A buyer's market simply means there are more homes for sale than there are buyers which gives buyers an advantage, as they have more choice and can negotiate lower prices.
According to the Seeff Property Group, several factors can impact the selling prices of properties in a buyer's market. Geographic trends for example may mean that some areas are still experiencing a shortage of stock and high buyer demand, but even in these areas buyers will still not overpay.
Properties in desirable locations are also usually still able to sell faster than the rest of the market and achieve slightly higher prices, even in a buyer's market. Buyers are generally willing to pay more for homes in safe and convenient neighbourhoods with good schools and amenities.
When buyers have a choice between properties, they will almost always choose the one that is in the best condition and offers the best value for money. Buyers are more likely to look for price discounts if the property exhibits obvious flaws.

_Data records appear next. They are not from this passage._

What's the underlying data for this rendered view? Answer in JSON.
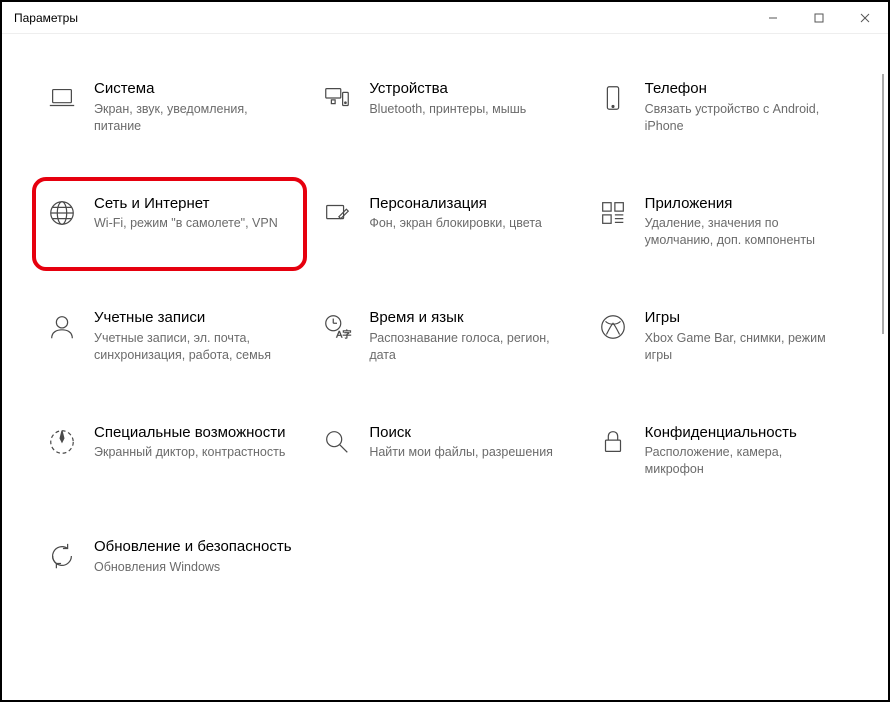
{
  "window": {
    "title": "Параметры"
  },
  "tiles": [
    {
      "id": "system",
      "label": "Система",
      "desc": "Экран, звук, уведомления, питание"
    },
    {
      "id": "devices",
      "label": "Устройства",
      "desc": "Bluetooth, принтеры, мышь"
    },
    {
      "id": "phone",
      "label": "Телефон",
      "desc": "Связать устройство с Android, iPhone"
    },
    {
      "id": "network",
      "label": "Сеть и Интернет",
      "desc": "Wi-Fi, режим \"в самолете\", VPN"
    },
    {
      "id": "personalize",
      "label": "Персонализация",
      "desc": "Фон, экран блокировки, цвета"
    },
    {
      "id": "apps",
      "label": "Приложения",
      "desc": "Удаление, значения по умолчанию, доп. компоненты"
    },
    {
      "id": "accounts",
      "label": "Учетные записи",
      "desc": "Учетные записи, эл. почта, синхронизация, работа, семья"
    },
    {
      "id": "time",
      "label": "Время и язык",
      "desc": "Распознавание голоса, регион, дата"
    },
    {
      "id": "gaming",
      "label": "Игры",
      "desc": "Xbox Game Bar, снимки, режим игры"
    },
    {
      "id": "ease",
      "label": "Специальные возможности",
      "desc": "Экранный диктор, контрастность"
    },
    {
      "id": "search",
      "label": "Поиск",
      "desc": "Найти мои файлы, разрешения"
    },
    {
      "id": "privacy",
      "label": "Конфиденциальность",
      "desc": "Расположение, камера, микрофон"
    },
    {
      "id": "update",
      "label": "Обновление и безопасность",
      "desc": "Обновления Windows"
    }
  ]
}
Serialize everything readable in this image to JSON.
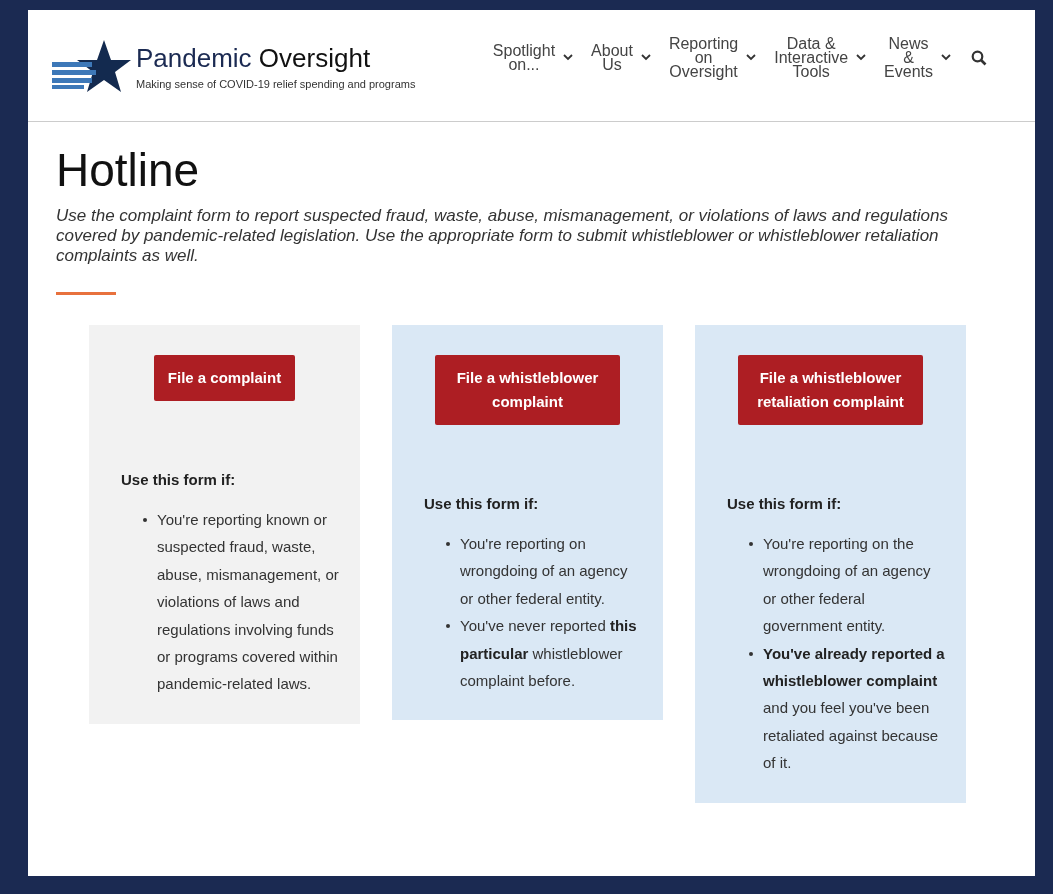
{
  "site": {
    "name_light": "Pandemic",
    "name_bold": "Oversight",
    "tagline": "Making sense of COVID-19 relief spending and programs"
  },
  "nav": [
    {
      "label": "Spotlight\non..."
    },
    {
      "label": "About\nUs"
    },
    {
      "label": "Reporting\non\nOversight"
    },
    {
      "label": "Data &\nInteractive\nTools"
    },
    {
      "label": "News\n&\nEvents"
    }
  ],
  "page": {
    "title": "Hotline",
    "intro": "Use the complaint form to report suspected fraud, waste, abuse, mismanagement, or violations of laws and regulations covered by pandemic-related legislation. Use the appropriate form to submit whistleblower or whistleblower retaliation complaints as well."
  },
  "cards": [
    {
      "color": "#f2f2f2",
      "button": "File a complaint",
      "heading": "Use this form if:",
      "bullets": [
        "You're reporting known or suspected fraud, waste, abuse, mismanagement, or violations of laws and regulations involving funds or programs covered within pandemic-related laws."
      ]
    },
    {
      "color": "#dae8f5",
      "button": "File a whistleblower complaint",
      "heading": "Use this form if:",
      "bullets": [
        "You're reporting on wrongdoing of an agency or other federal entity.",
        "You've never reported **this particular** whistleblower complaint before."
      ]
    },
    {
      "color": "#dae8f5",
      "button": "File a whistleblower retaliation complaint",
      "heading": "Use this form if:",
      "bullets": [
        "You're reporting on the wrongdoing of an agency or other federal government entity.",
        "**You've already reported a whistleblower complaint** and you feel you've been retaliated against because of it."
      ]
    }
  ]
}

Buyers will compare the prices of the properties they are interested in with those that have recently sold in the area. Sellers should not underestimate the fact that buyers have access to current information on the internet. Overpriced properties will stay on the market for longer and likely sell for less.
Sellers who are motivated to sell are more likely to be willing to be more realistic with their asking price and may be more willing to negotiate their price so that they can conclude a sale. Sellers who need to move are usually more motivated while those who can wait may cling to a high asking price.

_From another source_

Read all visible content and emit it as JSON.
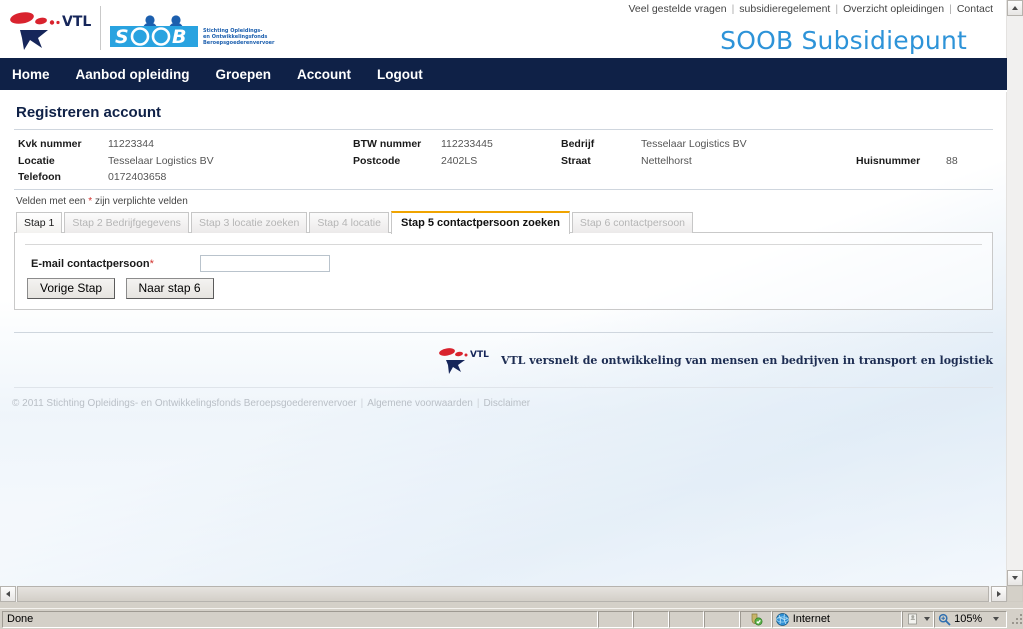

The overall economic and market conditions have a direct impact on the selling prices of properties in a buyer's market. If the economy is struggling and interest rates are high, buyers may be more cautious about buying which generally leads to lower selling prices.
In a buyer's market, sellers may need to be prepared to negotiate on price and make concessions. Gerhard van der Linde, MD for Seeff Pretoria East says the highest offer is not always the best offer. If the offer is clean, the buyer’s finances are in order and there are no further restrictive conditions, it is likely a more advantageous offer compared to a higher price with many issues attached.
Sellers who have overpriced may become desperate because it has not sold, and may then be open to lower offers. He says a seller must consider the benefits of accepting the offer on the table versus waiting for another offer that might not be forthcoming.
If the benefit of accepting outweighs the risks of hoping for a higher offer, rather go with the offer. There is always the option of asking the property consultant if the buyer would be open to a counter offer, but there might be risks. If the buyer does not accept, the first offer could then also be off the table.
Tiaan Pretorius, manager for Seeff Centurion says the first offer is usually the best offer, but sellers should ensure they are able to make an informed decision by getting the agent to provide an update on current market conditions and the recent selling prices in the area.